── The records
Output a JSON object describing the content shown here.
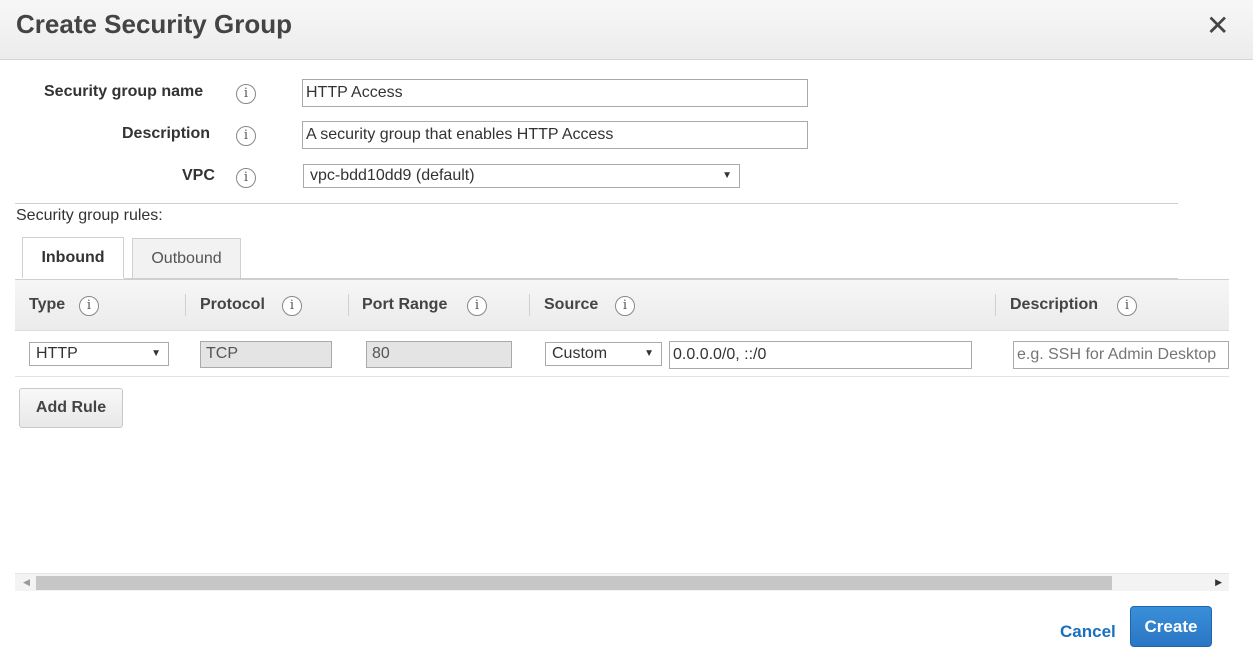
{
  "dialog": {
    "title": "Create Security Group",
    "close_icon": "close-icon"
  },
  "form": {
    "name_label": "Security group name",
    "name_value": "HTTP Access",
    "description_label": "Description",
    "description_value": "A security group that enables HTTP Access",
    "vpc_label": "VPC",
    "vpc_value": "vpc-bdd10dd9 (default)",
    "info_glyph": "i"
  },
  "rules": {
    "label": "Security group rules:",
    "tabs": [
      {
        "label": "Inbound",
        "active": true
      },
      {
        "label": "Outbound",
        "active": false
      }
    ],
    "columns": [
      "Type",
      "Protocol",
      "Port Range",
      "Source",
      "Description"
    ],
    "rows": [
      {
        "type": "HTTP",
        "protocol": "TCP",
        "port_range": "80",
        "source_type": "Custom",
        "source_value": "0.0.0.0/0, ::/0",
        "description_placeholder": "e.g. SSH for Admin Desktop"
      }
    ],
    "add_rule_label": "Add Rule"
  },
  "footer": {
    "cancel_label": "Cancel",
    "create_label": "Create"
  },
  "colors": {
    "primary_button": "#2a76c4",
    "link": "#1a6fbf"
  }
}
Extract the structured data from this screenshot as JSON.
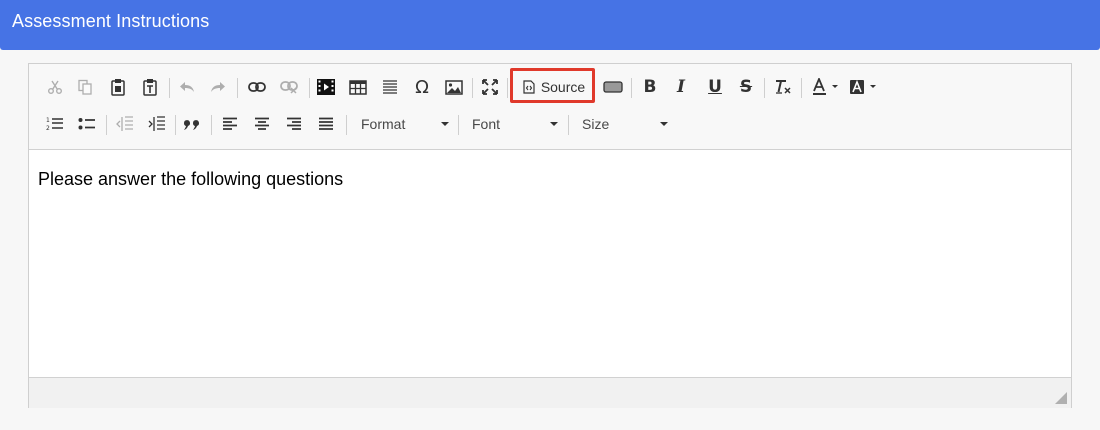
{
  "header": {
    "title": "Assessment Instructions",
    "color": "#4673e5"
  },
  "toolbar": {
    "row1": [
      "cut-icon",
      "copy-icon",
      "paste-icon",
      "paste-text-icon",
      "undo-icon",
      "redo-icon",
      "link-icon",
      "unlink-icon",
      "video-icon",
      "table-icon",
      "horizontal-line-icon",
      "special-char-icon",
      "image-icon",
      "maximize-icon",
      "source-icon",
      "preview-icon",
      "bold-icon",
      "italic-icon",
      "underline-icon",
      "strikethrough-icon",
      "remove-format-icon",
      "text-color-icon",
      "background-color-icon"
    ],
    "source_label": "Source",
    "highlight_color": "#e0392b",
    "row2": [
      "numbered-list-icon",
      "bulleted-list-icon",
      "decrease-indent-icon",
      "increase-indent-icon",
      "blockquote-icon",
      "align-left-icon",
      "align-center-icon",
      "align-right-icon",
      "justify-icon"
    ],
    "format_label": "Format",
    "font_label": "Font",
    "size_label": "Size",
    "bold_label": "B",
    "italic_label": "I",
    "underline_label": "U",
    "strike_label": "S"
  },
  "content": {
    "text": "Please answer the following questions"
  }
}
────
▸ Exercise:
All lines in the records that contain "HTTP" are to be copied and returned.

▸ Written response:
    "name_value": "HTTP Access",
    "description_value": "A security group that enables HTTP Access",
        "type": "HTTP",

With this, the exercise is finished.